### MATERIAL PROVIDED
• • • • •
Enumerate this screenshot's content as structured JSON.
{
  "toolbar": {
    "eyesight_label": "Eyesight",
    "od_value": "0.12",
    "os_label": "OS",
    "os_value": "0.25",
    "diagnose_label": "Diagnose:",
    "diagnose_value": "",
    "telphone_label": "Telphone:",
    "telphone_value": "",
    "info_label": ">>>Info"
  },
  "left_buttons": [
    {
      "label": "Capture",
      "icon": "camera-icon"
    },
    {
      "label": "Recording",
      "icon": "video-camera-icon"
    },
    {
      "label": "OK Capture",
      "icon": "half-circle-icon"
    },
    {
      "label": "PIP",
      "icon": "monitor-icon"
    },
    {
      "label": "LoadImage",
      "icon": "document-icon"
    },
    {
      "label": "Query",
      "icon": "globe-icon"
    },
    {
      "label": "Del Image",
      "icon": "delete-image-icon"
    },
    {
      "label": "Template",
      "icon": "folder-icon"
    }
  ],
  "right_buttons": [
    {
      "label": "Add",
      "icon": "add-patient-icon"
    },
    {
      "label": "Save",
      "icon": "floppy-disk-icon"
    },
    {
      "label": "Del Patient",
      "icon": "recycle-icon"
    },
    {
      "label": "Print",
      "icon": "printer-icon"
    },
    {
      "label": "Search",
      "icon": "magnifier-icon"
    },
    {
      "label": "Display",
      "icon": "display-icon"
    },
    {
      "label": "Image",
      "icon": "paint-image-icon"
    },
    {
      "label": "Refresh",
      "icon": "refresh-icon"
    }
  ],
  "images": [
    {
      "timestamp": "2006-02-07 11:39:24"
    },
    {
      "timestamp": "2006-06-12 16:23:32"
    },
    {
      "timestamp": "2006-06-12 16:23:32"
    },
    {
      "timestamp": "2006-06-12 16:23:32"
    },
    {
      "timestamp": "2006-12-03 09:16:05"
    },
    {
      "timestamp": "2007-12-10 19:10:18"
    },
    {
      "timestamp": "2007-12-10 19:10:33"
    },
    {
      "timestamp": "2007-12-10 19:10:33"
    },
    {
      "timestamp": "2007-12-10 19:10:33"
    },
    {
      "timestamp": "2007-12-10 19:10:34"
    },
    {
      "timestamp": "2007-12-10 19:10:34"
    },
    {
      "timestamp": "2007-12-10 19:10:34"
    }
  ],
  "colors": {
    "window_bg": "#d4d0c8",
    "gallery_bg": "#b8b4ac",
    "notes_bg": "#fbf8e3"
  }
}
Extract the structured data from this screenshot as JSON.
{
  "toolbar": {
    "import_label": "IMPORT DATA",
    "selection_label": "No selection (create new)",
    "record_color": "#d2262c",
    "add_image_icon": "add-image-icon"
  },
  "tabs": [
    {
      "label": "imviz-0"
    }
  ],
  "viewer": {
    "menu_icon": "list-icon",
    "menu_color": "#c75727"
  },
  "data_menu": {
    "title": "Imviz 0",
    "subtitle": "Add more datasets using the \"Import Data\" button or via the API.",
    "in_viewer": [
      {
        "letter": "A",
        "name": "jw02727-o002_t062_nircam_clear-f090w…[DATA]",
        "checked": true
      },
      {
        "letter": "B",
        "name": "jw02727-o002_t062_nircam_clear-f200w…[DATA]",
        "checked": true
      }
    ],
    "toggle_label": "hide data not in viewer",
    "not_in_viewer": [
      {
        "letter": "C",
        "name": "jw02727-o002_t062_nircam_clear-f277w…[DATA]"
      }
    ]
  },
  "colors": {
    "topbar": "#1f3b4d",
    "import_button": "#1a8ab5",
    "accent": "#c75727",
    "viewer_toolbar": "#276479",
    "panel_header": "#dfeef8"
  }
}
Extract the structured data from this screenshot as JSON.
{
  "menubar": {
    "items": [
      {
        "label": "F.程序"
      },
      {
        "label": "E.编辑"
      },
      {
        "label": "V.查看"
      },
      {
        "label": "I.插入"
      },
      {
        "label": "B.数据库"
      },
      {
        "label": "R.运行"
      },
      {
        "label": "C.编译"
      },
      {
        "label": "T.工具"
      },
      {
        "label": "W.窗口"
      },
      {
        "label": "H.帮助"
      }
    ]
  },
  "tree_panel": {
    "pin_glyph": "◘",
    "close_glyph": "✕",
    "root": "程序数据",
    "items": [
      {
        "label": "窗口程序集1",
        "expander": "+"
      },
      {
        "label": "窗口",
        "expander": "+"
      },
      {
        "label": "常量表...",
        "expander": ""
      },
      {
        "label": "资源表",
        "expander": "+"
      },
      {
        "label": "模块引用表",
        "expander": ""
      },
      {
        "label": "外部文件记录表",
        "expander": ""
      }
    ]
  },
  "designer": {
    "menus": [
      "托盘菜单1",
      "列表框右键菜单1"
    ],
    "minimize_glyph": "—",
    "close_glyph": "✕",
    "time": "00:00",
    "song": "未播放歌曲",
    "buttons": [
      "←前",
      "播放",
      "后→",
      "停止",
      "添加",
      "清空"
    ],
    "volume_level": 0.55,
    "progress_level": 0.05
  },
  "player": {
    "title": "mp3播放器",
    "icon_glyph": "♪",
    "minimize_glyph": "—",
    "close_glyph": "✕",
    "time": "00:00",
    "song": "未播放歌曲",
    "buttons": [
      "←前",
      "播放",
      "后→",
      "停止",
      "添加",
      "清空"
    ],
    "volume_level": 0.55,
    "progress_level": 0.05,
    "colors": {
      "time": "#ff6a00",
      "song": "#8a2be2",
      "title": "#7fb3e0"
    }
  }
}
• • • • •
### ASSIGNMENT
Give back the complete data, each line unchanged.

### SOLUTION FOR THIS EXERCISE
Enumerate this screenshot's content as structured JSON.
{
  "toolbar": {
    "eyesight_label": "Eyesight",
    "od_value": "0.12",
    "os_label": "OS",
    "os_value": "0.25",
    "diagnose_label": "Diagnose:",
    "diagnose_value": "",
    "telphone_label": "Telphone:",
    "telphone_value": "",
    "info_label": ">>>Info"
  },
  "left_buttons": [
    {
      "label": "Capture",
      "icon": "camera-icon"
    },
    {
      "label": "Recording",
      "icon": "video-camera-icon"
    },
    {
      "label": "OK Capture",
      "icon": "half-circle-icon"
    },
    {
      "label": "PIP",
      "icon": "monitor-icon"
    },
    {
      "label": "LoadImage",
      "icon": "document-icon"
    },
    {
      "label": "Query",
      "icon": "globe-icon"
    },
    {
      "label": "Del Image",
      "icon": "delete-image-icon"
    },
    {
      "label": "Template",
      "icon": "folder-icon"
    }
  ],
  "right_buttons": [
    {
      "label": "Add",
      "icon": "add-patient-icon"
    },
    {
      "label": "Save",
      "icon": "floppy-disk-icon"
    },
    {
      "label": "Del Patient",
      "icon": "recycle-icon"
    },
    {
      "label": "Print",
      "icon": "printer-icon"
    },
    {
      "label": "Search",
      "icon": "magnifier-icon"
    },
    {
      "label": "Display",
      "icon": "display-icon"
    },
    {
      "label": "Image",
      "icon": "paint-image-icon"
    },
    {
      "label": "Refresh",
      "icon": "refresh-icon"
    }
  ],
  "images": [
    {
      "timestamp": "2006-02-07 11:39:24"
    },
    {
      "timestamp": "2006-06-12 16:23:32"
    },
    {
      "timestamp": "2006-06-12 16:23:32"
    },
    {
      "timestamp": "2006-06-12 16:23:32"
    },
    {
      "timestamp": "2006-12-03 09:16:05"
    },
    {
      "timestamp": "2007-12-10 19:10:18"
    },
    {
      "timestamp": "2007-12-10 19:10:33"
    },
    {
      "timestamp": "2007-12-10 19:10:33"
    },
    {
      "timestamp": "2007-12-10 19:10:33"
    },
    {
      "timestamp": "2007-12-10 19:10:34"
    },
    {
      "timestamp": "2007-12-10 19:10:34"
    },
    {
      "timestamp": "2007-12-10 19:10:34"
    }
  ],
  "colors": {
    "window_bg": "#d4d0c8",
    "gallery_bg": "#b8b4ac",
    "notes_bg": "#fbf8e3"
  }
}
Extract the structured data from this screenshot as JSON.
{
  "toolbar": {
    "import_label": "IMPORT DATA",
    "selection_label": "No selection (create new)",
    "record_color": "#d2262c",
    "add_image_icon": "add-image-icon"
  },
  "tabs": [
    {
      "label": "imviz-0"
    }
  ],
  "viewer": {
    "menu_icon": "list-icon",
    "menu_color": "#c75727"
  },
  "data_menu": {
    "title": "Imviz 0",
    "subtitle": "Add more datasets using the \"Import Data\" button or via the API.",
    "in_viewer": [
      {
        "letter": "A",
        "name": "jw02727-o002_t062_nircam_clear-f090w…[DATA]",
        "checked": true
      },
      {
        "letter": "B",
        "name": "jw02727-o002_t062_nircam_clear-f200w…[DATA]",
        "checked": true
      }
    ],
    "toggle_label": "hide data not in viewer",
    "not_in_viewer": [
      {
        "letter": "C",
        "name": "jw02727-o002_t062_nircam_clear-f277w…[DATA]"
      }
    ]
  },
  "colors": {
    "topbar": "#1f3b4d",
    "import_button": "#1a8ab5",
    "accent": "#c75727",
    "viewer_toolbar": "#276479",
    "panel_header": "#dfeef8"
  }
}
Extract the structured data from this screenshot as JSON.
{
  "menubar": {
    "items": [
      {
        "label": "F.程序"
      },
      {
        "label": "E.编辑"
      },
      {
        "label": "V.查看"
      },
      {
        "label": "I.插入"
      },
      {
        "label": "B.数据库"
      },
      {
        "label": "R.运行"
      },
      {
        "label": "C.编译"
      },
      {
        "label": "T.工具"
      },
      {
        "label": "W.窗口"
      },
      {
        "label": "H.帮助"
      }
    ]
  },
  "tree_panel": {
    "pin_glyph": "◘",
    "close_glyph": "✕",
    "root": "程序数据",
    "items": [
      {
        "label": "窗口程序集1",
        "expander": "+"
      },
      {
        "label": "窗口",
        "expander": "+"
      },
      {
        "label": "常量表...",
        "expander": ""
      },
      {
        "label": "资源表",
        "expander": "+"
      },
      {
        "label": "模块引用表",
        "expander": ""
      },
      {
        "label": "外部文件记录表",
        "expander": ""
      }
    ]
  },
  "designer": {
    "menus": [
      "托盘菜单1",
      "列表框右键菜单1"
    ],
    "minimize_glyph": "—",
    "close_glyph": "✕",
    "time": "00:00",
    "song": "未播放歌曲",
    "buttons": [
      "←前",
      "播放",
      "后→",
      "停止",
      "添加",
      "清空"
    ],
    "volume_level": 0.55,
    "progress_level": 0.05
  },
  "player": {
    "title": "mp3播放器",
    "icon_glyph": "♪",
    "minimize_glyph": "—",
    "close_glyph": "✕",
    "time": "00:00",
    "song": "未播放歌曲",
    "buttons": [
      "←前",
      "播放",
      "后→",
      "停止",
      "添加",
      "清空"
    ],
    "volume_level": 0.55,
    "progress_level": 0.05,
    "colors": {
      "time": "#ff6a00",
      "song": "#8a2be2",
      "title": "#7fb3e0"
    }
  }
}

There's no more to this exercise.